In the case of Bidvest Protea Coin (Pty) Ltd v South African Transport and Allied Workers Union and Others  (2023) 32 LAC 1.11.12 also reported at [2023] 3 BLLR 195 (LAC), the Employee was a security guard that was stationed at a casino. The Employee was instructed to escort a wanted man to an interview room, where the man was informed that there was a warrant issued for his arrest and that he needed to remain in the room until the police arrived.

The wanted man decided to leave, and the Employee followed him to his car without calling for any backup. The wanted man was able to escape before the police arrived. The Employee was dismissed for failing to comply with an instruction and for insubordination. During the Arbitration, the Employee stated that he was unaware he had the power to arrest the wanted man. The Commissioner ruled the dismissal was unfair as the Employer did not prove that the Employee had been given an instruction.
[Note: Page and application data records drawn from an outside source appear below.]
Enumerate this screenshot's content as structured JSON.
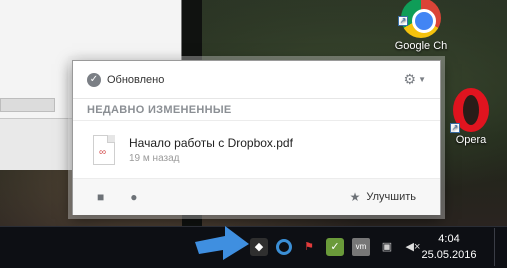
{
  "popup": {
    "status": "Обновлено",
    "section_title": "НЕДАВНО ИЗМЕНЕННЫЕ",
    "file": {
      "name": "Начало работы с Dropbox.pdf",
      "time": "19 м назад"
    },
    "footer": {
      "upgrade_label": "Улучшить"
    }
  },
  "desktop": {
    "icons": [
      {
        "label": "Google Ch",
        "icon": "chrome-icon"
      },
      {
        "label": "Opera",
        "icon": "opera-icon"
      }
    ]
  },
  "taskbar": {
    "clock": {
      "time": "4:04",
      "date": "25.05.2016"
    },
    "vm_label": "vm"
  },
  "colors": {
    "arrow": "#3f8fe0",
    "taskbar": "#0d0f14",
    "popup_bg": "#ffffff"
  }
}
The Employer attempted to have the Arbitration Award set aside on review on the grounds that the Award was unreasonable and that the Commissioner had intervened in the proceedings to a degree which deterred the Employer from calling all its intended witnesses. However, the attempt to set the Award aside failed. The Court held that the Commissioner’s approach was not unfair or inappropriate. Both parties were afforded a fair hearing, and the Employer decided not to call its witness on its own accord. The Court went on to say that although the Employer was entitled to instruct the Employee to accompany the wanted man to the interview room, the Employee had no idea why he was doing so and was never instructed to arrest the wanted man. The wanted man, not being under arrest, was therefore entitled to leave. There was no evidence to show that the Employee was insubordinate, and it was held that the Commissioner’s finding that the dismissal was substantively unfair was reasonable.

Considering the above case, Employers must take caution and not hastily dismiss an Employee solely because the Employee did not follow a given instruction. The Employer must take into consideration the reasonableness of that instruction and whether they have evidence of giving the said instruction to the Employee.

Article by Raina Doorasamy

Dispute Resolution Official – Durban